Instead of art school, I got a dead-end job in retail and later hospitality, and administration, for 25 years I turned my back on art and drifted through life without so much as a doodle on a magazine, something my father used to do often, drawing mustaches on faces of cover girls as I recall. Regrettably, my creative energy was dulled by partying and drinking heavily most weekends, although somewhat satisfied by dressmaking, (I’ve sewn everything from wedding gowns to ice skating costumes), and calligraphy, (invitations and the like for family and friends), but it wasn’t enough.

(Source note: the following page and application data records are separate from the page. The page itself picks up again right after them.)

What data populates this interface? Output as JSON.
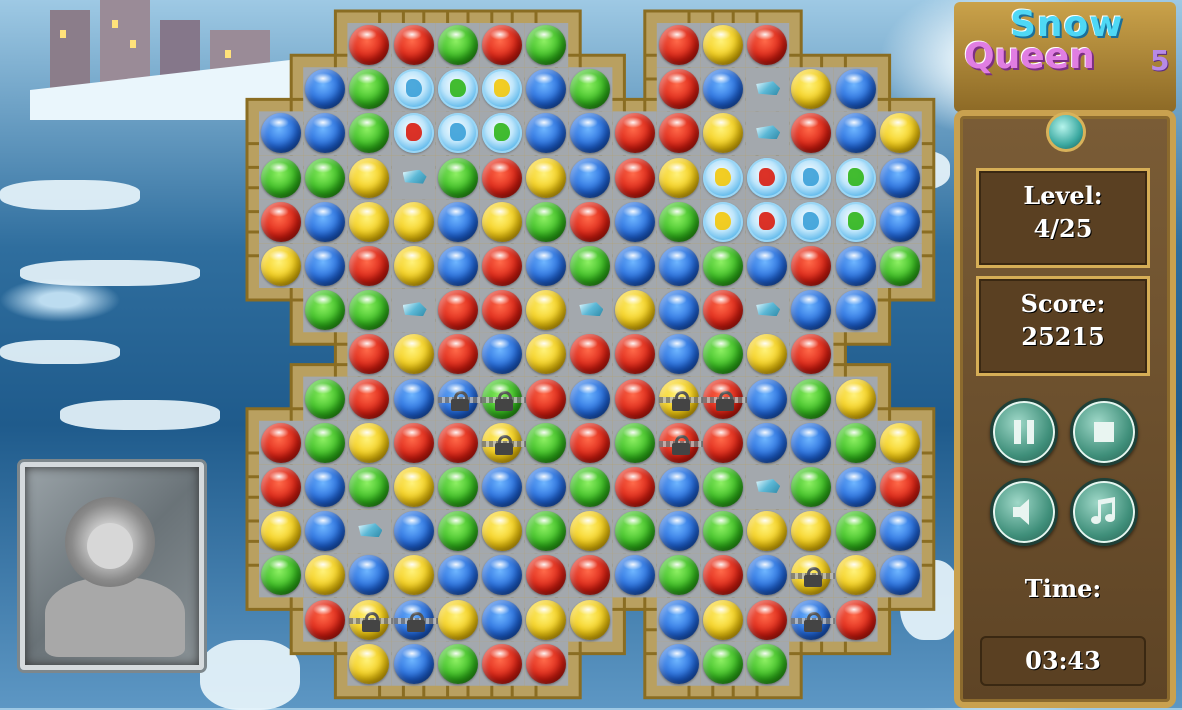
{
  "game": {
    "title_line1": "Snow",
    "title_line2": "Queen",
    "title_number": "5"
  },
  "hud": {
    "level_label": "Level:",
    "level_value": "4/25",
    "score_label": "Score:",
    "score_value": "25215",
    "time_label": "Time:",
    "time_value": "03:43"
  },
  "buttons": {
    "pause_icon": "pause-icon",
    "stop_icon": "stop-icon",
    "sound_icon": "speaker-mute-icon",
    "music_icon": "music-note-icon"
  },
  "colors": {
    "red": "#d81c10",
    "green": "#2fb51a",
    "blue": "#1d63d8",
    "yellow": "#f2c80c",
    "frame_gold": "#c9a14f",
    "cell_gray": "#9ea3a8"
  },
  "board": {
    "legend": "R=red G=green B=blue Y=yellow F=frozen ball, s=ice shard, L=locked (lowercase color after L), .=empty",
    "rows": [
      ". . R R G R G . . R Y R . .",
      ". B G F F F B G . R B s Y B",
      "B B G F F F B B R R Y s R B Y",
      "G G Y s G R Y B R Y F F F F B",
      "R B Y Y B Y G R B G F F F F B",
      "Y B R Y B R B G B B G B R B G",
      ". G G s R R Y s Y B R s B B .",
      ". . R Y R B Y R R B G Y R . .",
      ". G R B Lb Lg R B R Ly Lr B G Y .",
      "R G Y R R Ly G R G Lr R B B G Y",
      "R B G Y G B B G R B G s G B R",
      "Y B s B G Y G Y G B G Y Y G B",
      "G Y B Y B B R R B G R B Ly Y B",
      ". R Ly Lb Y B Y Y . B Y R Lb R .",
      ". . Y B G R R . . B G G . . ."
    ]
  }
}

The creative part of me was always there, asleep in my subconscious, waiting for me to wake it!

Then suddenly, at age 40, as a divorced mother, with 3 amazing children, I rediscovered art. Enlightenment came in the form of a girl with a pearl earring, well it was the movie of the same name actually! The star of the movie, if you don’t already know, of course, was 17th century Dutch artist, Jan Vermeer, master of light, and painter of “The girl with a pearl earring”. I was so inspired by Vermeer I faced my fear and enrolled in TAFE for Art classes. Near the end of my first year of juggling work, kids and TAFE, a wonderful art teacher named Fred, recommended I study the diploma course, I was so excited I crashed my boyfriend’s car on the way home that day! (true story!) After two more of the most gratifying years of painting, drawing and studying art history, I graduated at the end of 2009, a moment when I definitely knew why I was an artist!

Fast forward to 2012, the painfully shy, awkward young girl is long gone, in her place, a wiser, quietly confident woman (with a few grey hairs and laugh lines), paints portraits in studio 4 at Jugglers, and knows why she IS an artist!

Jugglers 09/05/12